[Data under study]

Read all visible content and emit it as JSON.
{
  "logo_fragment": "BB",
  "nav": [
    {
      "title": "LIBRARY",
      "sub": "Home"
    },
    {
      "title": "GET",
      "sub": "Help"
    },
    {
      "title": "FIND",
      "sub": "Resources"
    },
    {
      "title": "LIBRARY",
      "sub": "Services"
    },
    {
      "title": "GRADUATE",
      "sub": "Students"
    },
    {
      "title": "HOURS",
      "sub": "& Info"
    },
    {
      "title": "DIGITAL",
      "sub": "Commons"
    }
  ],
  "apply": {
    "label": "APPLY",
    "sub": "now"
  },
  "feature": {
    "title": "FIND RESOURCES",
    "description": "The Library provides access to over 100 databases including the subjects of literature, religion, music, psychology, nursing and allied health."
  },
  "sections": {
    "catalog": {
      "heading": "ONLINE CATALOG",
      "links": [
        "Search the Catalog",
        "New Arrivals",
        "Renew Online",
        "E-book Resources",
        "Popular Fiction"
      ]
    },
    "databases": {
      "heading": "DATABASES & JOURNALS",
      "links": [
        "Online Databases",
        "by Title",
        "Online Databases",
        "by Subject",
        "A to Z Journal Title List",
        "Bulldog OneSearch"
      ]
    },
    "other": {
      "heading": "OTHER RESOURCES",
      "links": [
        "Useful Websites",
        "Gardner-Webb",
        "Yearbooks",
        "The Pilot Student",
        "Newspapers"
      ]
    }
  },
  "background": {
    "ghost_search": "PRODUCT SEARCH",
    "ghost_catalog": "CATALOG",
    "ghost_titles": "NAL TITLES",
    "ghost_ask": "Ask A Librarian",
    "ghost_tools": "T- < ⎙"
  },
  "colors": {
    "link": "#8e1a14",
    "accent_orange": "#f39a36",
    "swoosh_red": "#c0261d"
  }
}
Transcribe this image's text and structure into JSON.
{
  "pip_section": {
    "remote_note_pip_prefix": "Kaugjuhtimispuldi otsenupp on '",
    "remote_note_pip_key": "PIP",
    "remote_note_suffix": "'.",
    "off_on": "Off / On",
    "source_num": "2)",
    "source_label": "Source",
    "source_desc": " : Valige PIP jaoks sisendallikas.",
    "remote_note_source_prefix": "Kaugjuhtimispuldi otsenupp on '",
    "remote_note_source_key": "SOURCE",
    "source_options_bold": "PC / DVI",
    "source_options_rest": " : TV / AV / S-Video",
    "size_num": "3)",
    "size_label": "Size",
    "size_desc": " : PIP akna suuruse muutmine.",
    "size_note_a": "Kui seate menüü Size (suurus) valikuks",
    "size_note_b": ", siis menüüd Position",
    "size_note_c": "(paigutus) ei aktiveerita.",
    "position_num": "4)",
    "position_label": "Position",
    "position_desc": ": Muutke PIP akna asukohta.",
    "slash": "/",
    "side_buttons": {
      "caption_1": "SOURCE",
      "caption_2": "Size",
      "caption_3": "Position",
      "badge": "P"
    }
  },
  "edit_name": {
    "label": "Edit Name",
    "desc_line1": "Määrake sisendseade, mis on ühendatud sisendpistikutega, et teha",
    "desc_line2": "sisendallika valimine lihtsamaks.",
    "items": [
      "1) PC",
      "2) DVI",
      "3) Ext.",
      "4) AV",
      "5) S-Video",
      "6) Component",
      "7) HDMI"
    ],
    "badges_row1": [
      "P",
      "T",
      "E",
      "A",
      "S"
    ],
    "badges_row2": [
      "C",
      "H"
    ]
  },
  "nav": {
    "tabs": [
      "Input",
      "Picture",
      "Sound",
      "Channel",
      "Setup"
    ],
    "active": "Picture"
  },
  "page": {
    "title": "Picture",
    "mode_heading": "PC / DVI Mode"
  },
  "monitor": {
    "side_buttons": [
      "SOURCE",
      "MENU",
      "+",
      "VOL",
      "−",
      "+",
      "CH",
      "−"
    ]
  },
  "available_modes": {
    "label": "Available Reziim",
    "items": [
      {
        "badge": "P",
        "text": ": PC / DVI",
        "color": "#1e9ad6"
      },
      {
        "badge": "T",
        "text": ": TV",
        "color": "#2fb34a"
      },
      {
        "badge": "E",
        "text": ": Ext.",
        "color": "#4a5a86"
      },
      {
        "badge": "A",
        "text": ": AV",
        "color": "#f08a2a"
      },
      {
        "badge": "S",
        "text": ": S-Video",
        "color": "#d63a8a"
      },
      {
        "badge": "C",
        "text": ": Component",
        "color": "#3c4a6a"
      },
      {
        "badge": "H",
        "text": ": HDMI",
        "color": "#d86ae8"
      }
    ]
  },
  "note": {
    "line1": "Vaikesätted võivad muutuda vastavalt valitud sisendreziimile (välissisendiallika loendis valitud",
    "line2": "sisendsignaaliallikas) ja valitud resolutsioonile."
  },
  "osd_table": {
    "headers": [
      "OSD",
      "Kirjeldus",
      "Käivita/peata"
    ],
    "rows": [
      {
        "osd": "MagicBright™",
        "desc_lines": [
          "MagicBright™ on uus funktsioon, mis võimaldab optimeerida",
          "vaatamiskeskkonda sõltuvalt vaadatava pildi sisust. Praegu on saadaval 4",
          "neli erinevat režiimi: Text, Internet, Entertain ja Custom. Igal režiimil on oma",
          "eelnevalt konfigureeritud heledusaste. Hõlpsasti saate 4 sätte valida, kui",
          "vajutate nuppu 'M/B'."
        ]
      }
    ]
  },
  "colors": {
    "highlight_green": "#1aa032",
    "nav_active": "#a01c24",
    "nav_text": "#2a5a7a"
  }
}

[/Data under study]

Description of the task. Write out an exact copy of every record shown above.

Written solution.
Read all visible content and emit it as JSON.
{
  "logo_fragment": "BB",
  "nav": [
    {
      "title": "LIBRARY",
      "sub": "Home"
    },
    {
      "title": "GET",
      "sub": "Help"
    },
    {
      "title": "FIND",
      "sub": "Resources"
    },
    {
      "title": "LIBRARY",
      "sub": "Services"
    },
    {
      "title": "GRADUATE",
      "sub": "Students"
    },
    {
      "title": "HOURS",
      "sub": "& Info"
    },
    {
      "title": "DIGITAL",
      "sub": "Commons"
    }
  ],
  "apply": {
    "label": "APPLY",
    "sub": "now"
  },
  "feature": {
    "title": "FIND RESOURCES",
    "description": "The Library provides access to over 100 databases including the subjects of literature, religion, music, psychology, nursing and allied health."
  },
  "sections": {
    "catalog": {
      "heading": "ONLINE CATALOG",
      "links": [
        "Search the Catalog",
        "New Arrivals",
        "Renew Online",
        "E-book Resources",
        "Popular Fiction"
      ]
    },
    "databases": {
      "heading": "DATABASES & JOURNALS",
      "links": [
        "Online Databases",
        "by Title",
        "Online Databases",
        "by Subject",
        "A to Z Journal Title List",
        "Bulldog OneSearch"
      ]
    },
    "other": {
      "heading": "OTHER RESOURCES",
      "links": [
        "Useful Websites",
        "Gardner-Webb",
        "Yearbooks",
        "The Pilot Student",
        "Newspapers"
      ]
    }
  },
  "background": {
    "ghost_search": "PRODUCT SEARCH",
    "ghost_catalog": "CATALOG",
    "ghost_titles": "NAL TITLES",
    "ghost_ask": "Ask A Librarian",
    "ghost_tools": "T- < ⎙"
  },
  "colors": {
    "link": "#8e1a14",
    "accent_orange": "#f39a36",
    "swoosh_red": "#c0261d"
  }
}
Transcribe this image's text and structure into JSON.
{
  "pip_section": {
    "remote_note_pip_prefix": "Kaugjuhtimispuldi otsenupp on '",
    "remote_note_pip_key": "PIP",
    "remote_note_suffix": "'.",
    "off_on": "Off / On",
    "source_num": "2)",
    "source_label": "Source",
    "source_desc": " : Valige PIP jaoks sisendallikas.",
    "remote_note_source_prefix": "Kaugjuhtimispuldi otsenupp on '",
    "remote_note_source_key": "SOURCE",
    "source_options_bold": "PC / DVI",
    "source_options_rest": " : TV / AV / S-Video",
    "size_num": "3)",
    "size_label": "Size",
    "size_desc": " : PIP akna suuruse muutmine.",
    "size_note_a": "Kui seate menüü Size (suurus) valikuks",
    "size_note_b": ", siis menüüd Position",
    "size_note_c": "(paigutus) ei aktiveerita.",
    "position_num": "4)",
    "position_label": "Position",
    "position_desc": ": Muutke PIP akna asukohta.",
    "slash": "/",
    "side_buttons": {
      "caption_1": "SOURCE",
      "caption_2": "Size",
      "caption_3": "Position",
      "badge": "P"
    }
  },
  "edit_name": {
    "label": "Edit Name",
    "desc_line1": "Määrake sisendseade, mis on ühendatud sisendpistikutega, et teha",
    "desc_line2": "sisendallika valimine lihtsamaks.",
    "items": [
      "1) PC",
      "2) DVI",
      "3) Ext.",
      "4) AV",
      "5) S-Video",
      "6) Component",
      "7) HDMI"
    ],
    "badges_row1": [
      "P",
      "T",
      "E",
      "A",
      "S"
    ],
    "badges_row2": [
      "C",
      "H"
    ]
  },
  "nav": {
    "tabs": [
      "Input",
      "Picture",
      "Sound",
      "Channel",
      "Setup"
    ],
    "active": "Picture"
  },
  "page": {
    "title": "Picture",
    "mode_heading": "PC / DVI Mode"
  },
  "monitor": {
    "side_buttons": [
      "SOURCE",
      "MENU",
      "+",
      "VOL",
      "−",
      "+",
      "CH",
      "−"
    ]
  },
  "available_modes": {
    "label": "Available Reziim",
    "items": [
      {
        "badge": "P",
        "text": ": PC / DVI",
        "color": "#1e9ad6"
      },
      {
        "badge": "T",
        "text": ": TV",
        "color": "#2fb34a"
      },
      {
        "badge": "E",
        "text": ": Ext.",
        "color": "#4a5a86"
      },
      {
        "badge": "A",
        "text": ": AV",
        "color": "#f08a2a"
      },
      {
        "badge": "S",
        "text": ": S-Video",
        "color": "#d63a8a"
      },
      {
        "badge": "C",
        "text": ": Component",
        "color": "#3c4a6a"
      },
      {
        "badge": "H",
        "text": ": HDMI",
        "color": "#d86ae8"
      }
    ]
  },
  "note": {
    "line1": "Vaikesätted võivad muutuda vastavalt valitud sisendreziimile (välissisendiallika loendis valitud",
    "line2": "sisendsignaaliallikas) ja valitud resolutsioonile."
  },
  "osd_table": {
    "headers": [
      "OSD",
      "Kirjeldus",
      "Käivita/peata"
    ],
    "rows": [
      {
        "osd": "MagicBright™",
        "desc_lines": [
          "MagicBright™ on uus funktsioon, mis võimaldab optimeerida",
          "vaatamiskeskkonda sõltuvalt vaadatava pildi sisust. Praegu on saadaval 4",
          "neli erinevat režiimi: Text, Internet, Entertain ja Custom. Igal režiimil on oma",
          "eelnevalt konfigureeritud heledusaste. Hõlpsasti saate 4 sätte valida, kui",
          "vajutate nuppu 'M/B'."
        ]
      }
    ]
  },
  "colors": {
    "highlight_green": "#1aa032",
    "nav_active": "#a01c24",
    "nav_text": "#2a5a7a"
  }
}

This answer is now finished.